- Si YC, Samulski ET: Nano Lett. 2008, 8: 1679. 10.1021/nl080604hView ArticleGoogle Scholar
- Chen Y, Zhang X, Yu P, Ma YW: Chem Commun. 2009., 4527:Google Scholar
- Zhu SZ, Han BH: J Phys Chem C. 2009, 113: 13651. 10.1021/jp9035887Google Scholar
- Shan CS, Yang HF, Han DX, Zhang QX, Ivaska A, Niu L: Langmuir. 2009, 25: 12030. 10.1021/la903265pView ArticleGoogle Scholar
- Park SJ, An JH, Piner RD, Jung I, Yang DX, Velamakanni A, Nguyen ST, Ruoff RS: Chem Mater. 2008, 20: 6592. 10.1021/cm801932uView ArticleGoogle Scholar
- Fan XB, Peng WC, Li Y, Li XY, Wang SL, Zhang GL, Zhang FB: Adv Mater. 2008, 20: 4490. 10.1002/adma.200801306View ArticleGoogle Scholar
- Xu C, Wu XD, Zhu JW, Wang X: Carbon. 2008, 46: 386. 10.1016/j.carbon.2007.11.045View ArticleGoogle Scholar
- Stankovich S, Piner R, Nguyen ST, Ruoff RS: Carbon. 2006, 44: 3342. 10.1016/j.carbon.2006.06.004View ArticleGoogle Scholar
- Niyogi S, Bekyarova E, Itkis ME, McWilliams JL, Hamon MA, Haddon RC: J Am Chem Soc. 2006, 128: 7720. 10.1021/ja060680rView ArticleGoogle Scholar
- Worsley KA, Ramesh P, Mandal SK, Niyogi S, Itkis ME, Haddon RC: Chem Phys Lett. 2007, 445: 51. 10.1016/j.cplett.2007.07.059View ArticleGoogle Scholar

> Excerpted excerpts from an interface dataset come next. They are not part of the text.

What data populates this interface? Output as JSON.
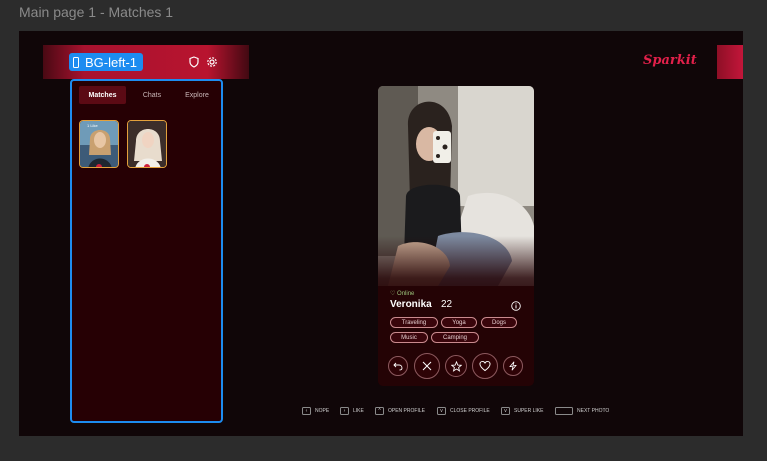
{
  "frame_title": "Main page 1 - Matches 1",
  "layer_label": "BG-left-1",
  "brand": "Sparkit",
  "tabs": [
    {
      "label": "Matches"
    },
    {
      "label": "Chats"
    },
    {
      "label": "Explore"
    }
  ],
  "matches": [
    {
      "badge": "1 Like"
    },
    {
      "badge": ""
    }
  ],
  "profile": {
    "status": "♡ Online",
    "name": "Veronika",
    "age": "22",
    "tags": [
      "Traveling",
      "Yoga",
      "Dogs",
      "Music",
      "Camping"
    ]
  },
  "hints": [
    {
      "key": "‹",
      "label": "NOPE"
    },
    {
      "key": "›",
      "label": "LIKE"
    },
    {
      "key": "^",
      "label": "OPEN PROFILE"
    },
    {
      "key": "v",
      "label": "CLOSE PROFILE"
    },
    {
      "key": "v",
      "label": "SUPER LIKE"
    },
    {
      "key": "",
      "label": "NEXT PHOTO"
    }
  ],
  "colors": {
    "accent": "#e2204a",
    "selection": "#1d8cf0",
    "panel": "#260004"
  }
}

- Wang GX, Shen XP, Wang B, Yao J, Park J: Carbon. 2009, 47: 1359. 10.1016/j.carbon.2009.01.027View ArticleGoogle Scholar
- Sun L, Zou HF, Wang C: Chin J Appl Chem. 2007, 24: 1259.Google Scholar
- Yu W, Xie HQ, Bao D: Nanotechnology. 2010, 21: 055705. 10.1088/0957-4484/21/5/055705View ArticleGoogle Scholar
- Zhang L, Liang J, Huang Y, Ma Y, Wang Y, Chen YS: Carbon. 2009, 47: 3365. 10.1016/j.carbon.2009.07.045View ArticleGoogle Scholar
- Kahn MGC, Banerjee K, Wong SS: Nano Lett. 2002, 2: 1215. 10.1021/nl025755dView ArticleGoogle Scholar
- Li ZY, Qin W, Dai YY: J Chem Ind Eng (China). 2002, 53: 729.Google Scholar
- Zhou JS, Liao CZ, Feng XL, Cai JW: J Instrum Anal. 2004, 23: 18.Google Scholar
- Stankovich S, Dikin DA, Piner RD, Kohlhass KA, Kleinhammes A, Jia YY, Wu Y, Nguyen ST, Ruoff RS: Carbon. 2007, 45: 1558. 10.1016/j.carbon.2007.02.034View ArticleGoogle Scholar
- Hummers WS, Offeman RE: J Am Chem Soc. 1958, 80: 1339. 10.1021/ja01539a017View ArticleGoogle Scholar
This article is published under license to BioMed Central Ltd. This is an Open Access article distributed under the terms of the Creative Commons Attribution License (http://creativecommons.org/licenses/by/2.0), which permits unrestricted use, distribution, and reproduction in any medium, provided the original work is properly cited.